> **Records for the task**
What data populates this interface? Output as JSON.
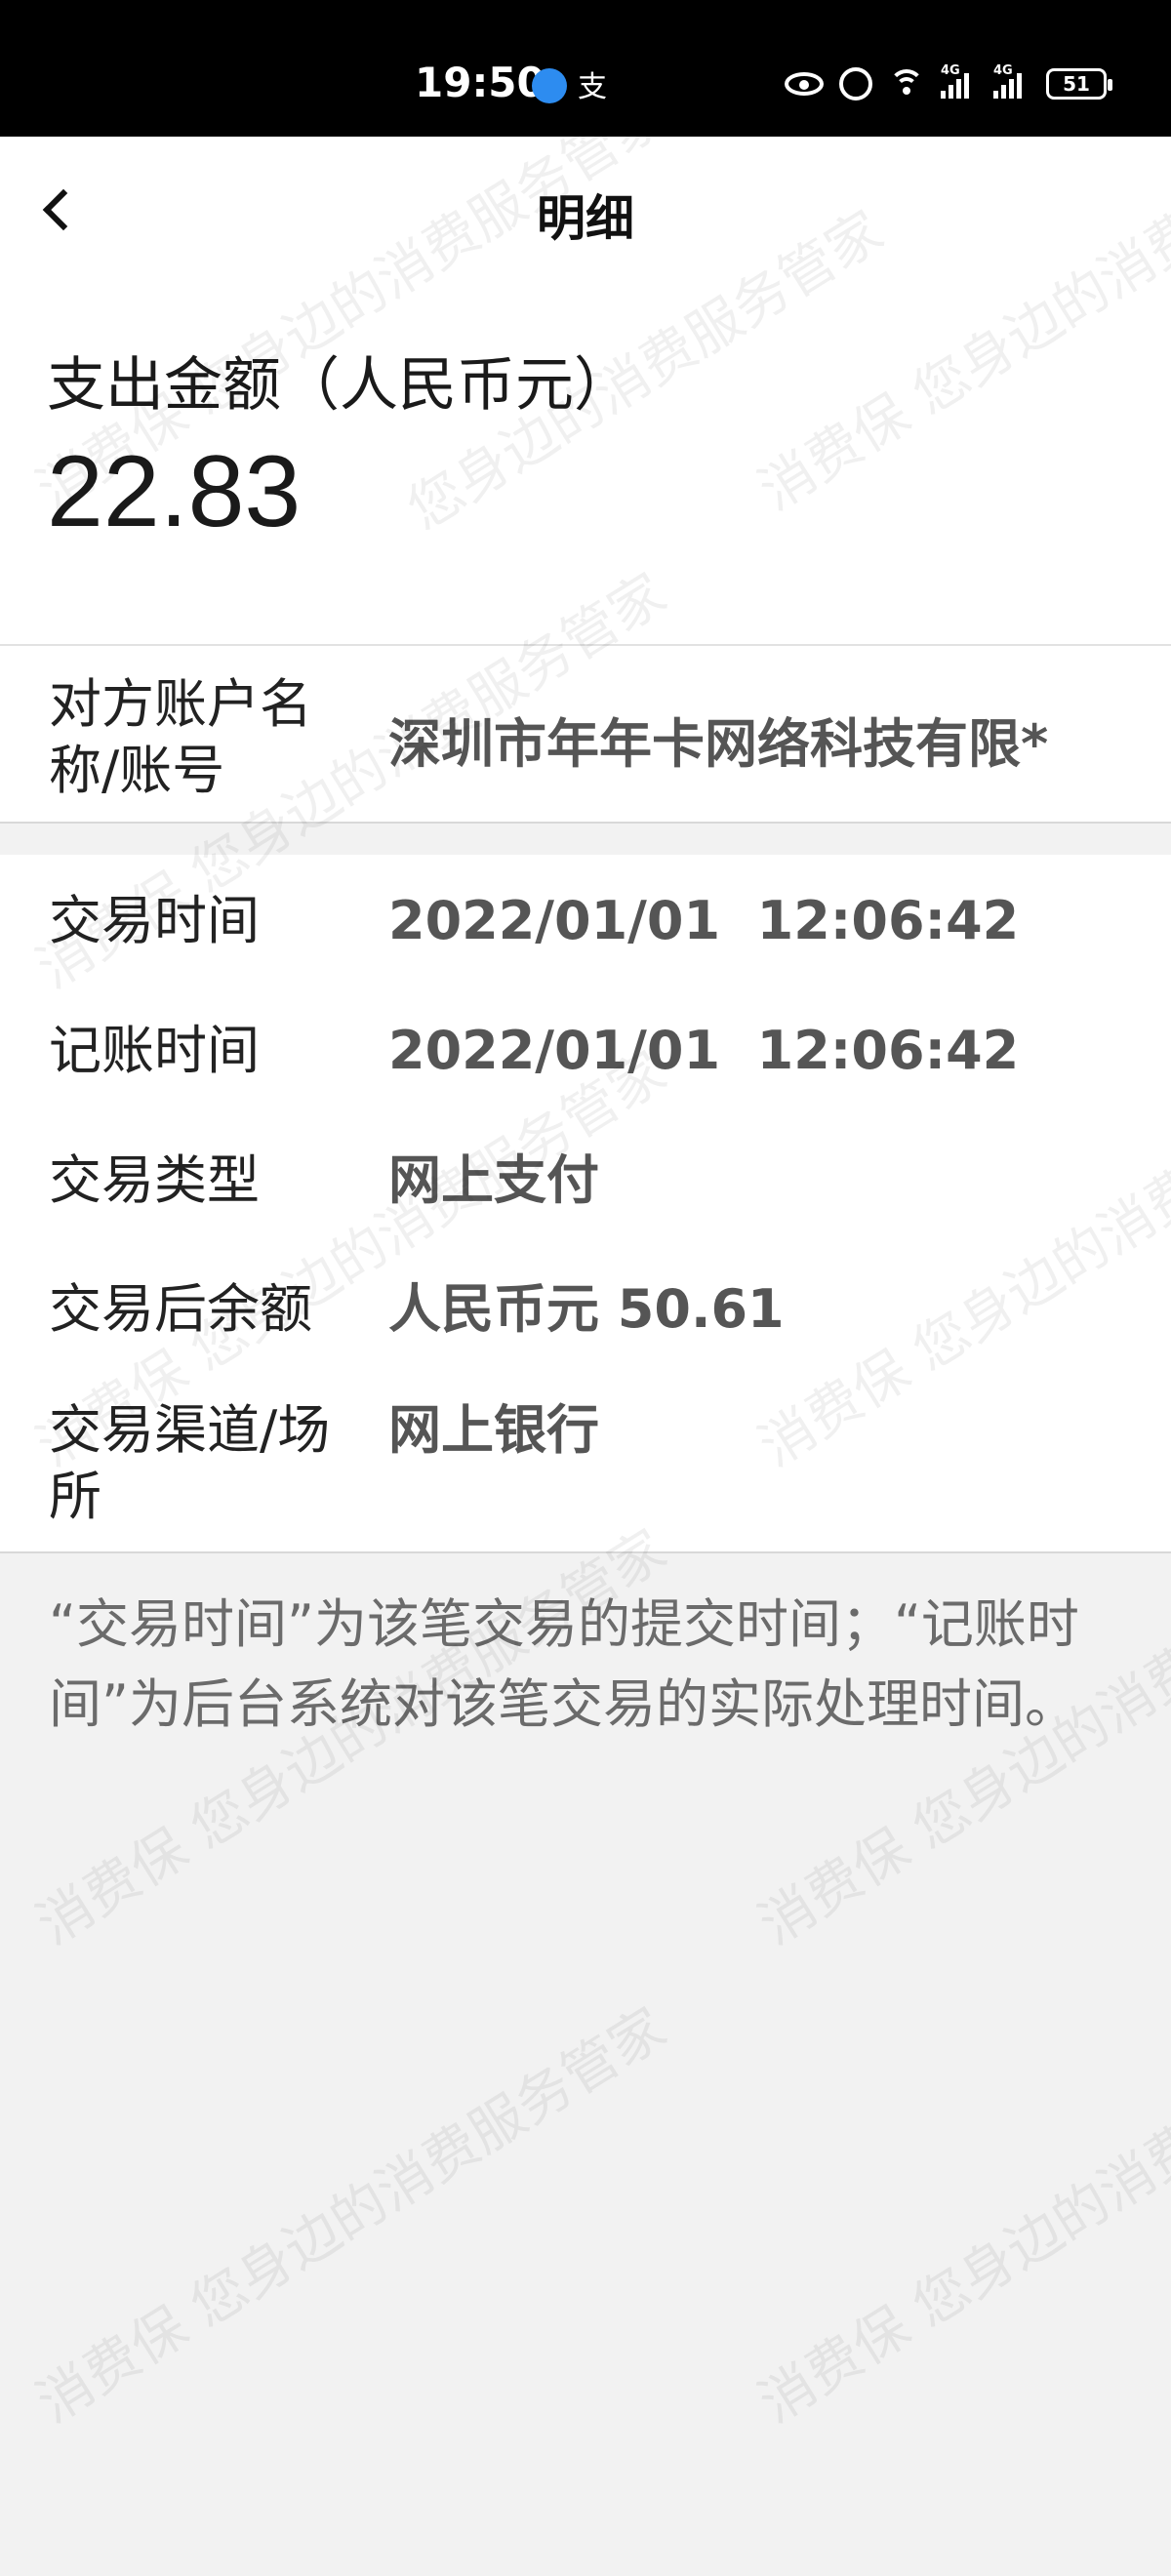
{
  "status_bar": {
    "time": "19:50",
    "alipay_glyph": "支",
    "signal_1_label": "4G",
    "signal_2_label": "4G",
    "battery": "51",
    "icons": [
      "eye-icon",
      "alarm-icon",
      "wifi-icon",
      "signal-icon",
      "signal-icon",
      "battery-icon"
    ]
  },
  "header": {
    "title": "明细",
    "back_icon": "chevron-left-icon"
  },
  "amount": {
    "label": "支出金额（人民币元）",
    "value": "22.83"
  },
  "counterparty": {
    "label": "对方账户名称/账号",
    "value": "深圳市年年卡网络科技有限*"
  },
  "details": [
    {
      "label": "交易时间",
      "value": "2022/01/01  12:06:42"
    },
    {
      "label": "记账时间",
      "value": "2022/01/01  12:06:42"
    },
    {
      "label": "交易类型",
      "value": "网上支付"
    },
    {
      "label": "交易后余额",
      "value": "人民币元 50.61"
    },
    {
      "label": "交易渠道/场所",
      "value": "网上银行"
    }
  ],
  "note": "“交易时间”为该笔交易的提交时间；“记账时间”为后台系统对该笔交易的实际处理时间。",
  "watermark": {
    "text_a": "消费保 您身边的消费服务管家",
    "text_b": "您身边的消费服务管家"
  }
}
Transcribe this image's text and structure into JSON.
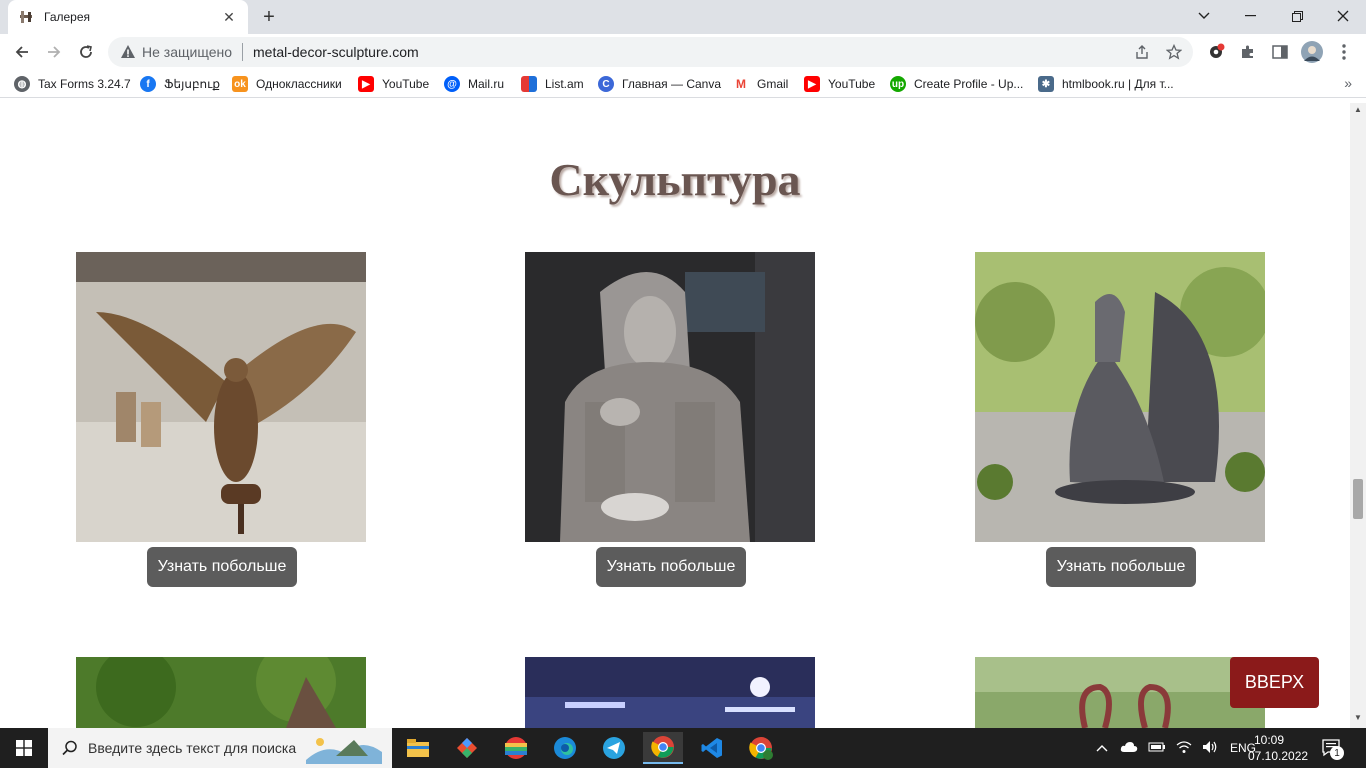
{
  "browser": {
    "tab_title": "Галерея",
    "tab_close": "✕",
    "new_tab": "+",
    "not_secure": "Не защищено",
    "url": "metal-decor-sculpture.com"
  },
  "bookmarks": [
    {
      "label": "Tax Forms 3.24.7",
      "icon": "globe-icon",
      "color": "#5f6368"
    },
    {
      "label": "Ֆեյսբուք",
      "icon": "facebook-icon",
      "color": "#1877f2"
    },
    {
      "label": "Одноклассники",
      "icon": "odnoklassniki-icon",
      "color": "#f7931e"
    },
    {
      "label": "YouTube",
      "icon": "youtube-icon",
      "color": "#ff0000"
    },
    {
      "label": "Mail.ru",
      "icon": "mailru-icon",
      "color": "#005ff9"
    },
    {
      "label": "List.am",
      "icon": "listam-icon",
      "color": "#2b6fd8"
    },
    {
      "label": "Главная — Canva",
      "icon": "canva-icon",
      "color": "#3c68d8"
    },
    {
      "label": "Gmail",
      "icon": "gmail-icon",
      "color": "#ea4335"
    },
    {
      "label": "YouTube",
      "icon": "youtube-icon",
      "color": "#ff0000"
    },
    {
      "label": "Create Profile - Up...",
      "icon": "upwork-icon",
      "color": "#14a800"
    },
    {
      "label": "htmlbook.ru | Для т...",
      "icon": "htmlbook-icon",
      "color": "#4a6a8a"
    }
  ],
  "page": {
    "title": "Скульптура",
    "gallery": [
      {
        "button": "Узнать побольше",
        "photo": "eagle-sculpture"
      },
      {
        "button": "Узнать побольше",
        "photo": "hooded-figure-sculpture"
      },
      {
        "button": "Узнать побольше",
        "photo": "dragon-sculpture"
      }
    ],
    "up_button": "ВВЕРХ"
  },
  "taskbar": {
    "search_placeholder": "Введите здесь текст для поиска",
    "lang": "ENG",
    "time": "10:09",
    "date": "07.10.2022",
    "notifications": "1"
  },
  "colors": {
    "title": "#6a5651",
    "button": "#5c5c5c",
    "up_button": "#8b1a1a"
  }
}
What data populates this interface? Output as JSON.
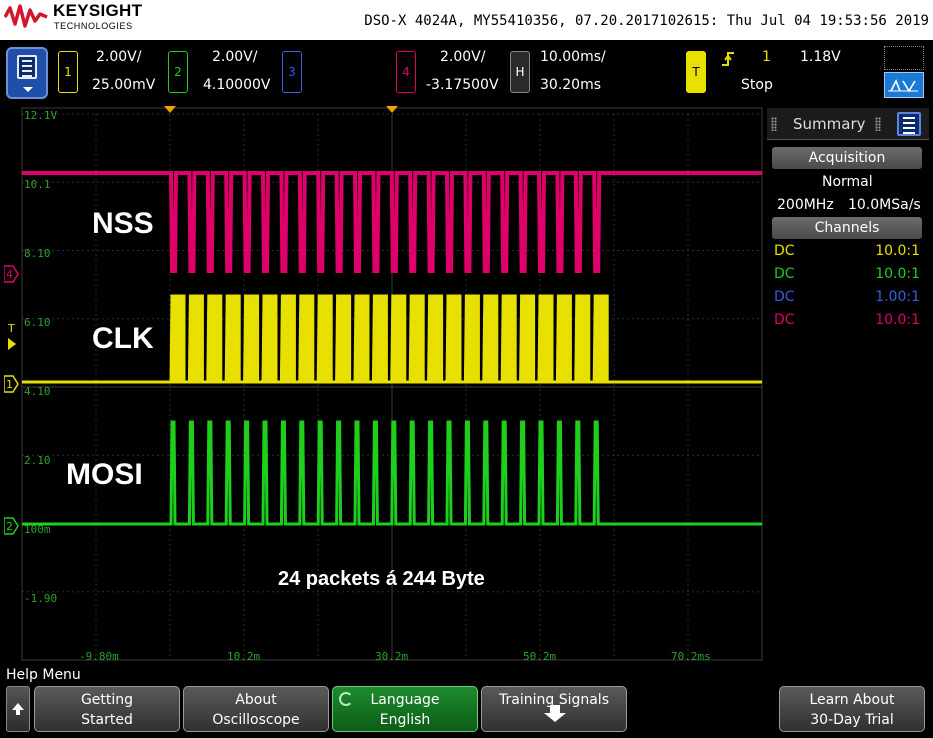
{
  "brand": {
    "name": "KEYSIGHT",
    "sub": "TECHNOLOGIES"
  },
  "instrument_info": "DSO-X 4024A, MY55410356, 07.20.2017102615: Thu Jul 04 19:53:56 2019",
  "channels": [
    {
      "num": "1",
      "scale": "2.00V/",
      "offset": "25.00mV",
      "color": "#e8e000"
    },
    {
      "num": "2",
      "scale": "2.00V/",
      "offset": "4.10000V",
      "color": "#1ecf1e"
    },
    {
      "num": "3",
      "scale": "",
      "offset": "",
      "color": "#3a5ae8"
    },
    {
      "num": "4",
      "scale": "2.00V/",
      "offset": "-3.17500V",
      "color": "#e0006a"
    }
  ],
  "horizontal": {
    "label": "H",
    "timebase": "10.00ms/",
    "delay": "30.20ms"
  },
  "trigger": {
    "label": "T",
    "edge_icon": "rising-edge-icon",
    "source": "1",
    "level": "1.18V",
    "status": "Stop"
  },
  "graticule": {
    "y_labels": [
      "12.1V",
      "10.1",
      "8.10",
      "6.10",
      "4.10",
      "2.10",
      "100m",
      "-1.90"
    ],
    "x_labels": [
      "-9.80m",
      "10.2m",
      "30.2m",
      "50.2m",
      "70.2ms"
    ]
  },
  "overlay": {
    "nss": "NSS",
    "clk": "CLK",
    "mosi": "MOSI",
    "note": "24 packets á 244 Byte"
  },
  "markers": {
    "ch4": "4",
    "trigger_level": "T",
    "ch1": "1",
    "ch2": "2"
  },
  "side_panel": {
    "title": "Summary",
    "acquisition_header": "Acquisition",
    "mode": "Normal",
    "bandwidth": "200MHz",
    "sample_rate": "10.0MSa/s",
    "channels_header": "Channels",
    "probes": [
      {
        "coupling": "DC",
        "ratio": "10.0:1",
        "color": "#e8e000"
      },
      {
        "coupling": "DC",
        "ratio": "10.0:1",
        "color": "#1ecf1e"
      },
      {
        "coupling": "DC",
        "ratio": "1.00:1",
        "color": "#3a5ae8"
      },
      {
        "coupling": "DC",
        "ratio": "10.0:1",
        "color": "#e0006a"
      }
    ]
  },
  "softkeys": {
    "menu_title": "Help Menu",
    "getting_started": [
      "Getting",
      "Started"
    ],
    "about": [
      "About",
      "Oscilloscope"
    ],
    "language": [
      "Language",
      "English"
    ],
    "training": "Training Signals",
    "trial": [
      "Learn About",
      "30-Day Trial"
    ]
  },
  "colors": {
    "ch1": "#e8e000",
    "ch2": "#1ecf1e",
    "ch3": "#3a5ae8",
    "ch4": "#e0006a",
    "grid": "#2e2e2e",
    "label_green": "#2fa02f"
  }
}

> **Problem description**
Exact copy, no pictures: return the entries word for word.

> **Response to the task**
What data populates this interface? Output as JSON.
{
  "status_bar": {
    "time": "19:50",
    "alipay_glyph": "支",
    "signal_1_label": "4G",
    "signal_2_label": "4G",
    "battery": "51",
    "icons": [
      "eye-icon",
      "alarm-icon",
      "wifi-icon",
      "signal-icon",
      "signal-icon",
      "battery-icon"
    ]
  },
  "header": {
    "title": "明细",
    "back_icon": "chevron-left-icon"
  },
  "amount": {
    "label": "支出金额（人民币元）",
    "value": "22.83"
  },
  "counterparty": {
    "label": "对方账户名称/账号",
    "value": "深圳市年年卡网络科技有限*"
  },
  "details": [
    {
      "label": "交易时间",
      "value": "2022/01/01  12:06:42"
    },
    {
      "label": "记账时间",
      "value": "2022/01/01  12:06:42"
    },
    {
      "label": "交易类型",
      "value": "网上支付"
    },
    {
      "label": "交易后余额",
      "value": "人民币元 50.61"
    },
    {
      "label": "交易渠道/场所",
      "value": "网上银行"
    }
  ],
  "note": "“交易时间”为该笔交易的提交时间；“记账时间”为后台系统对该笔交易的实际处理时间。",
  "watermark": {
    "text_a": "消费保 您身边的消费服务管家",
    "text_b": "您身边的消费服务管家"
  }
}
Transcribe this image's text and structure into JSON.
{
  "browser": {
    "tab_title": "Галерея",
    "tab_close": "✕",
    "new_tab": "+",
    "not_secure": "Не защищено",
    "url": "metal-decor-sculpture.com"
  },
  "bookmarks": [
    {
      "label": "Tax Forms 3.24.7",
      "icon": "globe-icon",
      "color": "#5f6368"
    },
    {
      "label": "Ֆեյսբուք",
      "icon": "facebook-icon",
      "color": "#1877f2"
    },
    {
      "label": "Одноклассники",
      "icon": "odnoklassniki-icon",
      "color": "#f7931e"
    },
    {
      "label": "YouTube",
      "icon": "youtube-icon",
      "color": "#ff0000"
    },
    {
      "label": "Mail.ru",
      "icon": "mailru-icon",
      "color": "#005ff9"
    },
    {
      "label": "List.am",
      "icon": "listam-icon",
      "color": "#2b6fd8"
    },
    {
      "label": "Главная — Canva",
      "icon": "canva-icon",
      "color": "#3c68d8"
    },
    {
      "label": "Gmail",
      "icon": "gmail-icon",
      "color": "#ea4335"
    },
    {
      "label": "YouTube",
      "icon": "youtube-icon",
      "color": "#ff0000"
    },
    {
      "label": "Create Profile - Up...",
      "icon": "upwork-icon",
      "color": "#14a800"
    },
    {
      "label": "htmlbook.ru | Для т...",
      "icon": "htmlbook-icon",
      "color": "#4a6a8a"
    }
  ],
  "page": {
    "title": "Скульптура",
    "gallery": [
      {
        "button": "Узнать побольше",
        "photo": "eagle-sculpture"
      },
      {
        "button": "Узнать побольше",
        "photo": "hooded-figure-sculpture"
      },
      {
        "button": "Узнать побольше",
        "photo": "dragon-sculpture"
      }
    ],
    "up_button": "ВВЕРХ"
  },
  "taskbar": {
    "search_placeholder": "Введите здесь текст для поиска",
    "lang": "ENG",
    "time": "10:09",
    "date": "07.10.2022",
    "notifications": "1"
  },
  "colors": {
    "title": "#6a5651",
    "button": "#5c5c5c",
    "up_button": "#8b1a1a"
  }
}
What data populates this interface? Output as JSON.
{
  "brand": {
    "name": "KEYSIGHT",
    "sub": "TECHNOLOGIES"
  },
  "instrument_info": "DSO-X 4024A, MY55410356, 07.20.2017102615: Thu Jul 04 19:53:56 2019",
  "channels": [
    {
      "num": "1",
      "scale": "2.00V/",
      "offset": "25.00mV",
      "color": "#e8e000"
    },
    {
      "num": "2",
      "scale": "2.00V/",
      "offset": "4.10000V",
      "color": "#1ecf1e"
    },
    {
      "num": "3",
      "scale": "",
      "offset": "",
      "color": "#3a5ae8"
    },
    {
      "num": "4",
      "scale": "2.00V/",
      "offset": "-3.17500V",
      "color": "#e0006a"
    }
  ],
  "horizontal": {
    "label": "H",
    "timebase": "10.00ms/",
    "delay": "30.20ms"
  },
  "trigger": {
    "label": "T",
    "edge_icon": "rising-edge-icon",
    "source": "1",
    "level": "1.18V",
    "status": "Stop"
  },
  "graticule": {
    "y_labels": [
      "12.1V",
      "10.1",
      "8.10",
      "6.10",
      "4.10",
      "2.10",
      "100m",
      "-1.90"
    ],
    "x_labels": [
      "-9.80m",
      "10.2m",
      "30.2m",
      "50.2m",
      "70.2ms"
    ]
  },
  "overlay": {
    "nss": "NSS",
    "clk": "CLK",
    "mosi": "MOSI",
    "note": "24 packets á 244 Byte"
  },
  "markers": {
    "ch4": "4",
    "trigger_level": "T",
    "ch1": "1",
    "ch2": "2"
  },
  "side_panel": {
    "title": "Summary",
    "acquisition_header": "Acquisition",
    "mode": "Normal",
    "bandwidth": "200MHz",
    "sample_rate": "10.0MSa/s",
    "channels_header": "Channels",
    "probes": [
      {
        "coupling": "DC",
        "ratio": "10.0:1",
        "color": "#e8e000"
      },
      {
        "coupling": "DC",
        "ratio": "10.0:1",
        "color": "#1ecf1e"
      },
      {
        "coupling": "DC",
        "ratio": "1.00:1",
        "color": "#3a5ae8"
      },
      {
        "coupling": "DC",
        "ratio": "10.0:1",
        "color": "#e0006a"
      }
    ]
  },
  "softkeys": {
    "menu_title": "Help Menu",
    "getting_started": [
      "Getting",
      "Started"
    ],
    "about": [
      "About",
      "Oscilloscope"
    ],
    "language": [
      "Language",
      "English"
    ],
    "training": "Training Signals",
    "trial": [
      "Learn About",
      "30-Day Trial"
    ]
  },
  "colors": {
    "ch1": "#e8e000",
    "ch2": "#1ecf1e",
    "ch3": "#3a5ae8",
    "ch4": "#e0006a",
    "grid": "#2e2e2e",
    "label_green": "#2fa02f"
  }
}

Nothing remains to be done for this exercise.